Participation in the T4 campaign

Conti belonged to the group of people who were shown the killing of people in a gas chamber in the old prison in Brandenburg and, for comparison purposes, killing with injections. Conti is said to have made injections himself. This so-called “Brandenburg test gassing” was part of the preparations for the T4 campaign , the mass killing of the sick and disabled. Conti was also involved in spotted fever experiments in Buchenwald concentration camp .

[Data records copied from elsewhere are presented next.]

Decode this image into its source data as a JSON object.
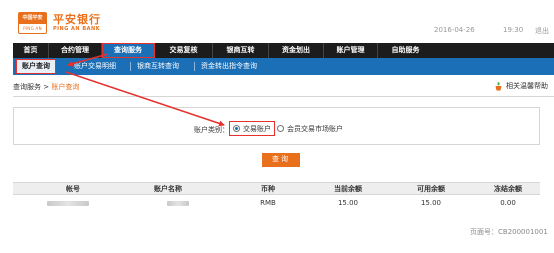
{
  "header": {
    "logo_badge_top": "中国平安",
    "logo_badge_bottom": "PING AN",
    "brand_cn": "平安银行",
    "brand_en": "PING AN BANK",
    "date": "2016-04-26",
    "time": "19:30",
    "exit_label": "退出"
  },
  "main_nav": [
    {
      "label": "首页",
      "active": false
    },
    {
      "label": "合约管理",
      "active": false
    },
    {
      "label": "查询服务",
      "active": true
    },
    {
      "label": "交易复核",
      "active": false
    },
    {
      "label": "银商互转",
      "active": false
    },
    {
      "label": "资金划出",
      "active": false
    },
    {
      "label": "账户管理",
      "active": false
    },
    {
      "label": "自助服务",
      "active": false
    }
  ],
  "sub_nav": [
    {
      "label": "账户查询",
      "active": true
    },
    {
      "label": "账户交易明细",
      "active": false
    },
    {
      "label": "银商互转查询",
      "active": false
    },
    {
      "label": "资金转出指令查询",
      "active": false
    }
  ],
  "breadcrumb": {
    "parent": "查询服务",
    "separator": ">",
    "current": "账户查询"
  },
  "help_label": "相关温馨帮助",
  "query": {
    "account_type_label": "账户类别：",
    "options": [
      {
        "label": "交易账户",
        "checked": true
      },
      {
        "label": "会员交易市场账户",
        "checked": false
      }
    ],
    "button_label": "查询"
  },
  "table": {
    "columns": [
      "帐号",
      "账户名称",
      "币种",
      "当前余额",
      "可用余额",
      "冻结余额"
    ],
    "rows": [
      {
        "account": "",
        "name": "",
        "currency": "RMB",
        "current_balance": "15.00",
        "available_balance": "15.00",
        "frozen_balance": "0.00"
      }
    ]
  },
  "page_code": "页面号：CB200001001",
  "colors": {
    "brand_orange": "#e8701c",
    "nav_blue": "#1a6fb7",
    "annotation_red": "#e5322f"
  }
}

In the SS, Conti was promoted to SS-Obergruppenführer (General) on April 20, 1944 . In August 1944 he resigned as Reich Health Leader. On January 17, 1945, he was appointed honorary professor in Munich. Another appointment as honorary professor at the State Academy for the Public Health Service in Berlin followed on March 3, 1945.

Arrest and death

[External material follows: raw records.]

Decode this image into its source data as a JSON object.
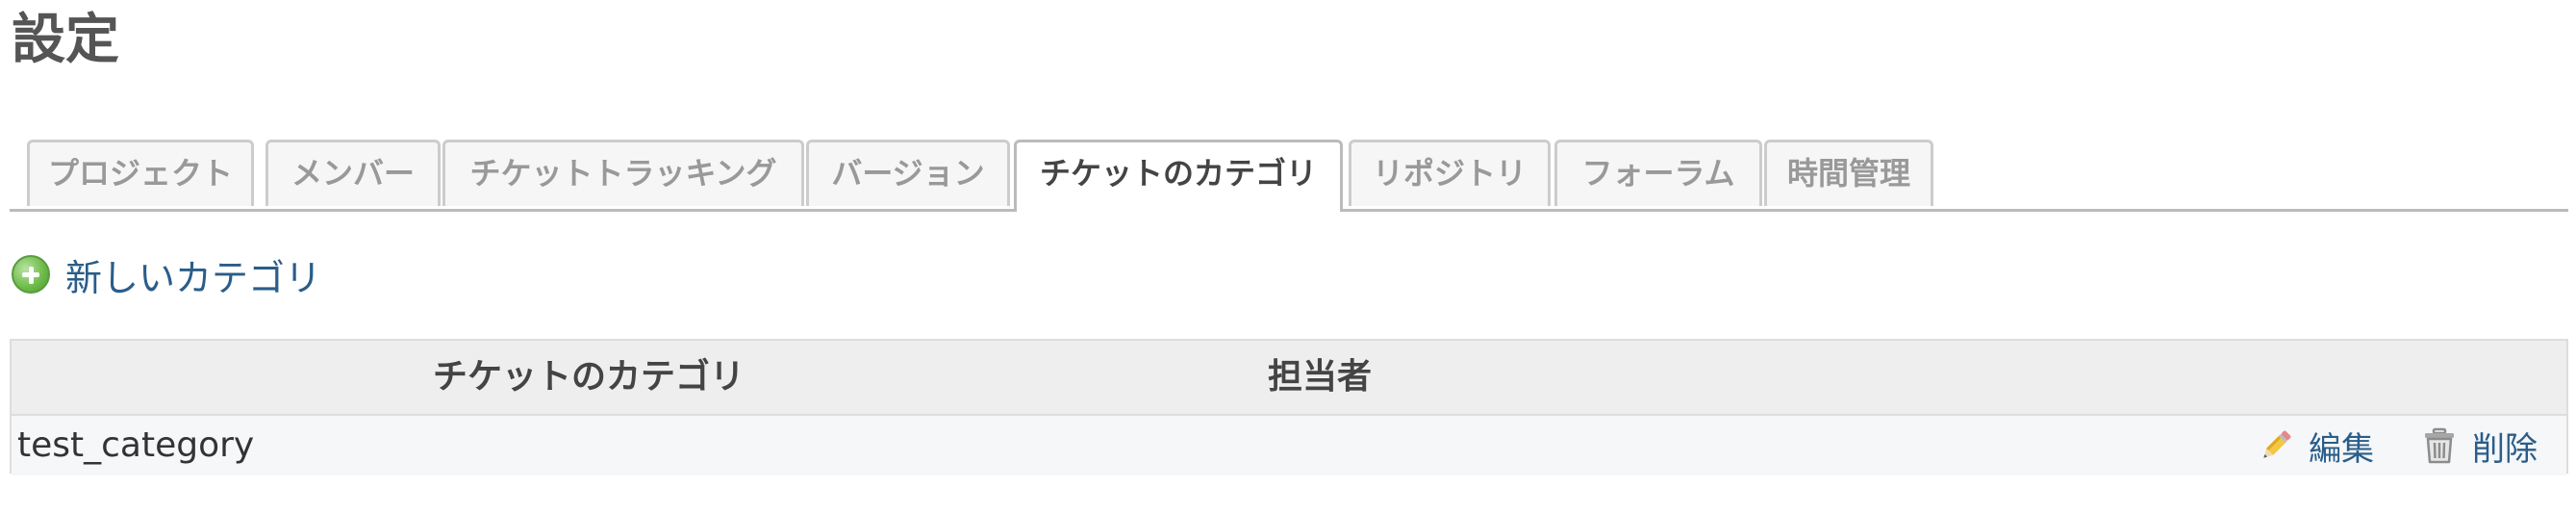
{
  "page": {
    "title": "設定"
  },
  "tabs": [
    {
      "label": "プロジェクト",
      "active": false
    },
    {
      "label": "メンバー",
      "active": false
    },
    {
      "label": "チケットトラッキング",
      "active": false
    },
    {
      "label": "バージョン",
      "active": false
    },
    {
      "label": "チケットのカテゴリ",
      "active": true
    },
    {
      "label": "リポジトリ",
      "active": false
    },
    {
      "label": "フォーラム",
      "active": false
    },
    {
      "label": "時間管理",
      "active": false
    }
  ],
  "new_category": {
    "icon": "add-icon",
    "label": "新しいカテゴリ"
  },
  "table": {
    "headers": {
      "category": "チケットのカテゴリ",
      "assignee": "担当者"
    },
    "rows": [
      {
        "name": "test_category",
        "assignee": "",
        "edit_label": "編集",
        "delete_label": "削除"
      }
    ]
  },
  "colors": {
    "link": "#2a5d8a",
    "active_tab_text": "#444444",
    "inactive_tab_text": "#999999",
    "table_header_bg": "#eeeeee",
    "add_icon": "#6fbd4c"
  }
}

On May 19, 1945, Leonardo Conti was arrested by the Allies in Flensburg. After the German surrender he was supposed to answer in court because of his involvement in the "euthanasia" program, but hanged himself in his cell in the Nuremberg penal institution before the start of the Nuremberg doctors' trial on October 6, 1945 .

Conti left a suicide note stating that he was passing his life because he had lied under oath during an interrogation. He had tried to cover up his knowledge of medical experiments.


  • Michele Andreoli: Dr. Leonardo Conti, medico e nazista ("Dr. Leonardo Conti, doctor and National Socialist"), 2009; documentary


Web links

Commons : Leonardo Conti  - collection of images, videos and audio files

Individual evidence

  1. SS-Personalhauptamt: Seniority list of the NSDAP Schutzstaffel (SS-Oberst-Gruppenführer - SS-Standartenführer) , as of November 9, 1944, serial no.73
  2. Leonardo Conti , Biographical Archive of Psychiatry, accessed on August 28, 2019.
  3. newcomerdayton.com (accessed February 4, 2019).
  4. Irmgard Poweill: Don't Let Them See You Cry - Overcoming a Nazi Childhood. Orange Frazer. Wilmington 2008, ISBN 978-1-933197-47-0 .
  5. a b c d Thomas Maibaum: The leadership school of the German medical profession Alt-Rehse . University of Hamburg, dissertation in the Department of Medicine, 2007, p. 241. Archive University of Hamburg (PDF; 7 MB)
  6. Uwe Lohalm: Völkischer Radikalismus: The history of the Deutschvölkischer Schutz- und Trutz-Bund. 1919-1923 . Leibniz-Verlag, Hamburg 1970, p. 444. ISBN 3-87473-000-X .
  7. a b c d e f g h i j k l m n Thomas Maibaum: The leadership school of the German medical profession Alt-Rehse . University of Hamburg, dissertation in the Department of Medicine, 2007, p. 242.
  8. Matthias Meusch: Conti, Leonardo. 2005, p. 270.
  9. ^ Excerpt from Daniel Siemens: Horst Wessel. Death and Transfiguration of a National Socialist . Siedler, Munich 2009, ISBN 978-3-88680-926-4 , p. 24
  10. Thomas Maibaum: The leadership school of the German medical profession Alt-Rehse . University of Hamburg, dissertation in the Department of Medicine, 2007, p. 243.
  11. ^ Arnd Krüger : The Olympic Games of 1936 and the world opinion. Bartels & Wernitz, Berlin 1973, ISBN 3-87039-925-2 .
  12. Jens Thiel: The teaching staff of the Friedrich-Wilhelms-Universität under National Socialism, in: Michael Grüttner u. a .: History of the University of Unter den Linden: Volume 2: The Berlin University between the World Wars 1918-1945, Akademie Verlag , Berlin 2012, ISBN 978-3-05-004667-9 , p. 476 online
  13. Maibaum pointed out that January 30, 1939 is also given in the literature, cf. Thomas Maibaum: The leadership school of the German medical profession Alt-Rehse . University of Hamburg, dissertation in the Department of Medicine, 2007, p. 243.
  14. Erich Stockhorst: 5000 heads. VMA-Verlag, Wiesbaden 1967
  15. ^ Statement by Werner Heyde , quoted in: Thomas Vormbaum (Ed.): "Euthanasia" in front of the court. The indictment of the public prosecutor at the Higher Regional Court Frankfurt / M. against Dr. Werner Heyde u. a. on May 22, 1962 ; BWV, Berlin 2005; ISBN 3-8305-1047-0 ; P. 156.
  16. In the literature, October 8, 1945 is also given as the date of the suicide, cf. Thomas Maibaum: The leadership school of the German medical profession Alt-Rehse . University of Hamburg, dissertation in the Department of Medicine, 2007; P. 243.
  17. ^ Raul Hilberg: The annihilation of the European Jews . Volume 3. Frankfurt am Main 1990, p. 1147.
  18. Documentation at mediaprojects (Italian)